Our goal at QAD is to shine light on these practices, to prompt discussion about the goals, value and ethics of this research, and to promote the use of alternatives. We believe that research involving animal subjects should follow the same general guidelines and oversight requirements as for research involving human subjects (young children unable to give informed consent are an appropriate comparison group). In other words, animals should not be held captive for the purposes of research, nor should they be subject to harmful or invasive procedures. Some forms of research involving animals have benign or beneficial impacts on animal subjects (observational field studies, for example). At QAD we are pro ethical science, but opposed to science which harms animals in order to benefit humans.
Our interim goals include:
- Full transparency regarding current use of animals for research at Queen’s.
- Replacement of the Animal Care Committee with an independent body charged with evaluating all animal research at Queen’s involving harm and/or captivity.
- A comprehensive required course in alternatives to animal research for students in biological and medical sciences. (This could be adapted from a course offered at Johns Hopkins.)
- A university fund to support researchers in making the transition from captive or invasive animal use, and in developing alternative practices.

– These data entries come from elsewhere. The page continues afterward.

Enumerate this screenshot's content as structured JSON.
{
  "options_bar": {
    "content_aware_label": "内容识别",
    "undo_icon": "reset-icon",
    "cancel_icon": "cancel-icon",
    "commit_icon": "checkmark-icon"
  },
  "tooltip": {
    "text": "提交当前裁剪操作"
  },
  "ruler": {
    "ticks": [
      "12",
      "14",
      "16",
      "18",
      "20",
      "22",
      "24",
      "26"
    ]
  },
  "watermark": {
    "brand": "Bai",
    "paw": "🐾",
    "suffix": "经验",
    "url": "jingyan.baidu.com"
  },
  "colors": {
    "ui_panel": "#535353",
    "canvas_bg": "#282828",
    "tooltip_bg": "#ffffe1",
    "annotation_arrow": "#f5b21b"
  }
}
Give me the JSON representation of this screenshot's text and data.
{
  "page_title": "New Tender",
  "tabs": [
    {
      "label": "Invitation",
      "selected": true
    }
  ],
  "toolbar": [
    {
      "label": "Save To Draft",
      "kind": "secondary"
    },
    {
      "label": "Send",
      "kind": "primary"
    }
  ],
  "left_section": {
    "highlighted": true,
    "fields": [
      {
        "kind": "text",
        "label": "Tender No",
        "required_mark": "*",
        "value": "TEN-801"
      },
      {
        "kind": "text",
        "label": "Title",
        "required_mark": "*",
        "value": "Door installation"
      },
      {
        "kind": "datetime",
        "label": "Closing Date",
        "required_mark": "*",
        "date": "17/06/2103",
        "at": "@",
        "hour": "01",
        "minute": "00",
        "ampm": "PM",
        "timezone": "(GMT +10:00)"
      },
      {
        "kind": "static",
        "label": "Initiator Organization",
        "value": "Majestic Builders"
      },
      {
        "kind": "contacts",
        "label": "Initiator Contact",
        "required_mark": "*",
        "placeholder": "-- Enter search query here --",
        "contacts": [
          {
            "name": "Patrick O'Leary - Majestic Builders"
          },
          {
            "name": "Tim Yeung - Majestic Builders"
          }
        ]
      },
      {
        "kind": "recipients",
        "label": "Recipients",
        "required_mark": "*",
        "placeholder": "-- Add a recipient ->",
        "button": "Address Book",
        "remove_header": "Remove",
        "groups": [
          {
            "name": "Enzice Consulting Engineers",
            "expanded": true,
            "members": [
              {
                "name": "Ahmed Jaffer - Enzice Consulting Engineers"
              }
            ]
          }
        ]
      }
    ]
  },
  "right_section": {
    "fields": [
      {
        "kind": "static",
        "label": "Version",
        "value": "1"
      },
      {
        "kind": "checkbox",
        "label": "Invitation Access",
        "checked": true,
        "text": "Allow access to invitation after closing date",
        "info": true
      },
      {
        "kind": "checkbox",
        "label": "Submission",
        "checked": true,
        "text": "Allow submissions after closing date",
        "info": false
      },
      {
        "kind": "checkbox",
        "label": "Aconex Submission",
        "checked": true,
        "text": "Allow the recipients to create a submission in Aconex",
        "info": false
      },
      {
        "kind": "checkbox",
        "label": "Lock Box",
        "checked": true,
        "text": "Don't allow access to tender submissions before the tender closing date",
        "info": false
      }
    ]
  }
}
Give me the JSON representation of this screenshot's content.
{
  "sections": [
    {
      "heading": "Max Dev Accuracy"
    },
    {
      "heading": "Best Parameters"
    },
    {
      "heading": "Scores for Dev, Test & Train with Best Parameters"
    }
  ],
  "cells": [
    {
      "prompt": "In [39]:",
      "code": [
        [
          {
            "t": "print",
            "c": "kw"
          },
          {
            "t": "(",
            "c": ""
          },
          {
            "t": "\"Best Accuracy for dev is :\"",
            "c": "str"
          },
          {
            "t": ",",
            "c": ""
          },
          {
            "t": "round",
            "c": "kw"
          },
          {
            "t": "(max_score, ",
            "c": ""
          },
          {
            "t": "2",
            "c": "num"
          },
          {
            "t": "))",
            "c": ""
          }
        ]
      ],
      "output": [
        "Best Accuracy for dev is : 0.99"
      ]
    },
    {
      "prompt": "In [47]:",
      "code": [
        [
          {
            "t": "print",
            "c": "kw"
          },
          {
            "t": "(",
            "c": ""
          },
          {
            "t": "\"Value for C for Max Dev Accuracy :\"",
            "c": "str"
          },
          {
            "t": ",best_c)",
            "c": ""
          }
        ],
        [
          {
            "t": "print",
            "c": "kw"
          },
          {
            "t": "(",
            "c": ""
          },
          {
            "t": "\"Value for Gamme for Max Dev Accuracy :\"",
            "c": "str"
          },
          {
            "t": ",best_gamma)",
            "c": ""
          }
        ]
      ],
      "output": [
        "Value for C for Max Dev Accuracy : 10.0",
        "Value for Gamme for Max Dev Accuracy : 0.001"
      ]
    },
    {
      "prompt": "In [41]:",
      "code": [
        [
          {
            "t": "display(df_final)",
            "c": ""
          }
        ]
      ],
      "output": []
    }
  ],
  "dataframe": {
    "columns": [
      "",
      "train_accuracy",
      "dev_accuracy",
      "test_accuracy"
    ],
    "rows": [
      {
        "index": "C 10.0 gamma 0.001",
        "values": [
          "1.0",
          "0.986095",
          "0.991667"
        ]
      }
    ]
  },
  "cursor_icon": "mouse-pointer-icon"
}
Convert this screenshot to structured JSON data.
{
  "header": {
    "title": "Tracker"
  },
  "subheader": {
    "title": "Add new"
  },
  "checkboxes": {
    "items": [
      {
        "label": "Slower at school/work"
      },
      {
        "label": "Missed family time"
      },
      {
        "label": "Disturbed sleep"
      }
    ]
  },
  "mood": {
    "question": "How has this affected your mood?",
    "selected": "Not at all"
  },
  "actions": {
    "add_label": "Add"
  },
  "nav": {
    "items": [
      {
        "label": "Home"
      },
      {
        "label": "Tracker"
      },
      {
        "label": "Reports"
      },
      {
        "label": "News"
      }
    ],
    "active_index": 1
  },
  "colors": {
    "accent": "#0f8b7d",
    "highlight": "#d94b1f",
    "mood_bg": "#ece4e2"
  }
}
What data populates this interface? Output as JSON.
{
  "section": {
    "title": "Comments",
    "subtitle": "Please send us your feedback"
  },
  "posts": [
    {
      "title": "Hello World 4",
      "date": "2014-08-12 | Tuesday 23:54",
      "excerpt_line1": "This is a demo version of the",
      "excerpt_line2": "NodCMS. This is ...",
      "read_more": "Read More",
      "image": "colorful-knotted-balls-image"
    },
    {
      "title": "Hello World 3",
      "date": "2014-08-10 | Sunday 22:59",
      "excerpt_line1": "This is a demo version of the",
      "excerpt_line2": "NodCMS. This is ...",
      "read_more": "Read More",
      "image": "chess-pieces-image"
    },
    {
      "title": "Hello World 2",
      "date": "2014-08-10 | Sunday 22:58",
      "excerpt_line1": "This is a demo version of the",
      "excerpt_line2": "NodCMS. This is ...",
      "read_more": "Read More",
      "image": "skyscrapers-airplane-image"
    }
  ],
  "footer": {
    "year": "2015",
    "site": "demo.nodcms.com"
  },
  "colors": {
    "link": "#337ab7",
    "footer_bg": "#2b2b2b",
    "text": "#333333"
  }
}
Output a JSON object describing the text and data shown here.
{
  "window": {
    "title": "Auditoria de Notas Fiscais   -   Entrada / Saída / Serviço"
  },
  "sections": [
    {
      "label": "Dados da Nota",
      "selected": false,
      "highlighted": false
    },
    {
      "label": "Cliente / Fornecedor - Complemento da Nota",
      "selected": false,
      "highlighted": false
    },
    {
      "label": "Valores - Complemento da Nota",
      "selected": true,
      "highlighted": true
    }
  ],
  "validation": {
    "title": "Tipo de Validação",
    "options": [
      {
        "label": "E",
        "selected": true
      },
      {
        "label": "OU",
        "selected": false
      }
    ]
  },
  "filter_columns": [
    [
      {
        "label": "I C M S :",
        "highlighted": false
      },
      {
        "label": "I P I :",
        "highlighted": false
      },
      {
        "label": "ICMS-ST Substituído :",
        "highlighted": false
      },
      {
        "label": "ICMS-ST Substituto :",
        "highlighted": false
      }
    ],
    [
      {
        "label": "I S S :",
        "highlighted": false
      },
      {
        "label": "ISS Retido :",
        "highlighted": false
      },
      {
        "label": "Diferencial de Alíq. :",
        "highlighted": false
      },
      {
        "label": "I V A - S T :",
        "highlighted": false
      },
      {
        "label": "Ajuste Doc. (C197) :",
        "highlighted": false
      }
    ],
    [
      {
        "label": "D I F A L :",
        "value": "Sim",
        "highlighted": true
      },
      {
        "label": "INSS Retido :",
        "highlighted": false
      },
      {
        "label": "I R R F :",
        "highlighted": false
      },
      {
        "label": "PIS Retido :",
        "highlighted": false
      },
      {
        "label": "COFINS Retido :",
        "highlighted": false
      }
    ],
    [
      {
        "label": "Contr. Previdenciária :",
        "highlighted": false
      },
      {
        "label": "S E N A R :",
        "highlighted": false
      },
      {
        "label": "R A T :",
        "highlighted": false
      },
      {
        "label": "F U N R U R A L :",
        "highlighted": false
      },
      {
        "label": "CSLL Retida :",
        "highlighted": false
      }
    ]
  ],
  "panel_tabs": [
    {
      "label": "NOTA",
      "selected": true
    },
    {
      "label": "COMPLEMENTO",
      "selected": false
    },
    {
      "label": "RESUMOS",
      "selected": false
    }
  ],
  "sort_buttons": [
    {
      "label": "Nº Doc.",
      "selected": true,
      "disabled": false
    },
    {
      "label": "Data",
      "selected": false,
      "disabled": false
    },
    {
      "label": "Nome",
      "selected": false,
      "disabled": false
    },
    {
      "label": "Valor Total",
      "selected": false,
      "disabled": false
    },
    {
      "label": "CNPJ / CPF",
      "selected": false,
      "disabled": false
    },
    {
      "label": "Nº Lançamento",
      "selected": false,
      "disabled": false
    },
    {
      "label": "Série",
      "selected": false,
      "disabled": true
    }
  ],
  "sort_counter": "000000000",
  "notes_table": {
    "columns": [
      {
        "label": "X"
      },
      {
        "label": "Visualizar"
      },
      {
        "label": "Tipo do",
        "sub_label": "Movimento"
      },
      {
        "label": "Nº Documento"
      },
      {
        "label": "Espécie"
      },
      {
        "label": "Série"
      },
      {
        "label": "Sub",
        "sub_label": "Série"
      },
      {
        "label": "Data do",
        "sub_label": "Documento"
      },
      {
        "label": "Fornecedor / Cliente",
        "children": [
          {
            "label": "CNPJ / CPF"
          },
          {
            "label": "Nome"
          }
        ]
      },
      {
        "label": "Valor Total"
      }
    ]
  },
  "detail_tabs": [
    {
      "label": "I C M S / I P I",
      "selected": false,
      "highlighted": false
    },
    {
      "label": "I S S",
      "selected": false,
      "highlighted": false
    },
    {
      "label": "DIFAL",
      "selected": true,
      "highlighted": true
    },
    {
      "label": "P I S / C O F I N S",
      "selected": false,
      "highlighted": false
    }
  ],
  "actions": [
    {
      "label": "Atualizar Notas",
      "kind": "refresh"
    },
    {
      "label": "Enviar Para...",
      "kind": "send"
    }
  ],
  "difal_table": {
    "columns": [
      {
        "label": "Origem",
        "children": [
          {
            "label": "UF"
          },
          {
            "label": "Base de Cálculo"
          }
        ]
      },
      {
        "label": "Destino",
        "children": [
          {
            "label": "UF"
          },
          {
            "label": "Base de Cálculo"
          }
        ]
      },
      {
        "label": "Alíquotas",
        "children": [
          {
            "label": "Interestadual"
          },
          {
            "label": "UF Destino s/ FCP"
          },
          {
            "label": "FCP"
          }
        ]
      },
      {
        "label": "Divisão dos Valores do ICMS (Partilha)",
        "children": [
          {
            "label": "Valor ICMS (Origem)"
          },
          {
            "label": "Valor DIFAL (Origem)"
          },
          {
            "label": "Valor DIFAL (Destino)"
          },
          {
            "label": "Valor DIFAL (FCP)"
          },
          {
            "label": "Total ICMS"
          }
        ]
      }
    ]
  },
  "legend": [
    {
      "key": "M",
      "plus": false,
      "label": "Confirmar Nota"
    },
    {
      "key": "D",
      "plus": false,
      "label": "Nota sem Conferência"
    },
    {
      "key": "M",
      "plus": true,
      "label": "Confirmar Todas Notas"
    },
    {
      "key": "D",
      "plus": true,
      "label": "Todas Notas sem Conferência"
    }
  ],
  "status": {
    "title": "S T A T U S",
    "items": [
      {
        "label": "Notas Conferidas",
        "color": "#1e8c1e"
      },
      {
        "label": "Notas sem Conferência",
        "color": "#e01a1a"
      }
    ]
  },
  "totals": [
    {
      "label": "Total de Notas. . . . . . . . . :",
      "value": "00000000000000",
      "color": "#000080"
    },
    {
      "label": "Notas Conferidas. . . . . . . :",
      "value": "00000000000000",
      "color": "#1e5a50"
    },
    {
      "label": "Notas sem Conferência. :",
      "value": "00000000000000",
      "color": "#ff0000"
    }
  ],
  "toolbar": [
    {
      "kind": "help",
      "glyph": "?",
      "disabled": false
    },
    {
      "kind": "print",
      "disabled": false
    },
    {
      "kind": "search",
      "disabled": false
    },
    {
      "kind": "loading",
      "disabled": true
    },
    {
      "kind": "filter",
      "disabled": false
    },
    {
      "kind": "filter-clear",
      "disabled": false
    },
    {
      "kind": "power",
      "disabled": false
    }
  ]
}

- A sanctuary retirement program for animals used in research at Queen’s. (Most animals at Queen’s are killed at the end of experiments, but a few, such as Darla, a macaque who was starved for anorexia experiments, have gone to sanctuaries like Fauna.)